If a person dies without leaving a will or if the will is not detailed enough, the Inheritance Act determines how the inheritance will be divided. Nevertheless, there are some statutory rules concerning inheritance that you must comply with if you are a spouse, cohabitant or child. You can find examples of how to calculate inheritances here.
Heirs are divided into three classes: first, second and third classes of heirs.
First class of heirs
Relatives in the first class of heirs are relatives that descend in a direct line from the same person, such as children, grandchildren and so on.
If the deceased had no surviving direct descendants at the time of their death, the inheritance goes to the next class of heirs.
Second class of heirs
Relatives in the second class of heirs only inherit if the deceased had no children, grandchildren or other relatives who are direct descendants.
The second class of heirs are relatives in the ascending line, i.e. the mother and father.
If the mother and/or father are dead, the inheritance goes to the other children of the deceased’s parents, i.e. their siblings. If a brother or sister is dead, this person’s children share the deceased sibling’s share.
The Inheritance Act does not set any limits for how far down the inheritance can go.
Half-siblings only inherit through the parent of the deceased that the heir and deceased had in common. The size of the inheritance will thus depend on how many siblings there are on each side.
If the deceased had no relatives in the second class of heirs, the inheritance goes to the next class.
Third class of heirs
Relatives in the third class of heirs are grandparents, aunts, uncles and cousins. The inheritance does not go to the children of cousins. Nor does the inheritance go further to the parents of the grandparents.
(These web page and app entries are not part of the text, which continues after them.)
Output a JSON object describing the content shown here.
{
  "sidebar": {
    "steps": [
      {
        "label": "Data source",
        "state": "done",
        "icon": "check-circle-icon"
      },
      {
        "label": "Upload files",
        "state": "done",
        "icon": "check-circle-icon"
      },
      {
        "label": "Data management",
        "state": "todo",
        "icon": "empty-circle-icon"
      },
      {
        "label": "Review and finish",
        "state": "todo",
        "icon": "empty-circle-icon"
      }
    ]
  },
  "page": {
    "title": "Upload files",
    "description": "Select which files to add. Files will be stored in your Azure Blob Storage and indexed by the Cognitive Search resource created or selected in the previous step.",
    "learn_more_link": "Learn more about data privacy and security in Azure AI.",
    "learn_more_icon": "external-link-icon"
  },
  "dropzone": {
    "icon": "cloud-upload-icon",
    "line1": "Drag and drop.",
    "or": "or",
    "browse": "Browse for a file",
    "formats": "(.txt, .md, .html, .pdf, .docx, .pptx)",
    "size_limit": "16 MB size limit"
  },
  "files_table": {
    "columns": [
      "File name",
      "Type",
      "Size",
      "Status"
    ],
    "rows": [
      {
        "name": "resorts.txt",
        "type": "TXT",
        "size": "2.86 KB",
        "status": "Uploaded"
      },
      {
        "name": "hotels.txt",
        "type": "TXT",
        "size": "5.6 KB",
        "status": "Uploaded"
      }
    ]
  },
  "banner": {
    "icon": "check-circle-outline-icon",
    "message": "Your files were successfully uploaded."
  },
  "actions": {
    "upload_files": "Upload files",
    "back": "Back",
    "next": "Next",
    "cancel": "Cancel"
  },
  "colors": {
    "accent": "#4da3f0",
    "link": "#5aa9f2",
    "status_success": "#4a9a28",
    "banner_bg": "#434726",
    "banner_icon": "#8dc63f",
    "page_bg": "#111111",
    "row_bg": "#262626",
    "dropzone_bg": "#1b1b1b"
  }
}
If there are no relatives in the third class of heirs, the family has no right to inherit. This applies even if the deceased did not leave a will.
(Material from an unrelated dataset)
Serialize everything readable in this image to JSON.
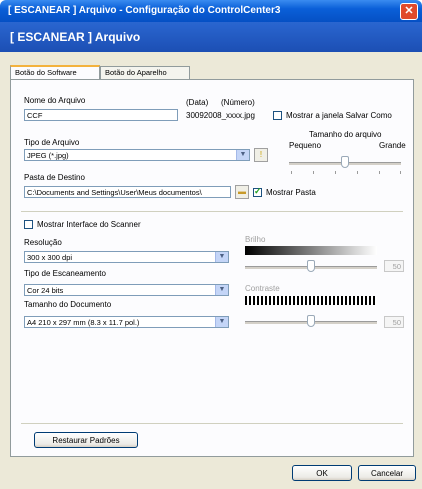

As a rule, anyone aged 18 or older can write a will and determine how their inheritance should be divided.
Can you do something about statutory rights to inherit in a will?
In a will you can strengthen or reduce the rights of a spouse and children.
You cannot limit your spouse’s minimum inheritance by writing a will. If you spouse is not aware of the reductions in your will, the reductions are invalid.
If you had shared children or you had children from a previous relationship, your ability to reduce their rights in a will are limited. Together, children must inherit at least 2/3 (mandatory share of inheritance).
If you have children and children from a previous relationship, the spouse’s right to inherit can increase from a statutory 1/4 to 1/3.
You can limit the inheritance to each individual in a will. You can choose to set the mandatory share of inheritance for one or more of the children to 15 x the National Insurance basic amount (G). This may mean that together the children will inherit less than 2/3 of the assets. If G = NOK 110 000, each of the children will inherit at least NOK 1 650 000. For those with two children, this means that they will inherit a total of NOK 3 300 000. This applies even if the total net worth of the estate is NOK 6 000 000. If they had inherited 2/3, they would have received NOK 4 000 000.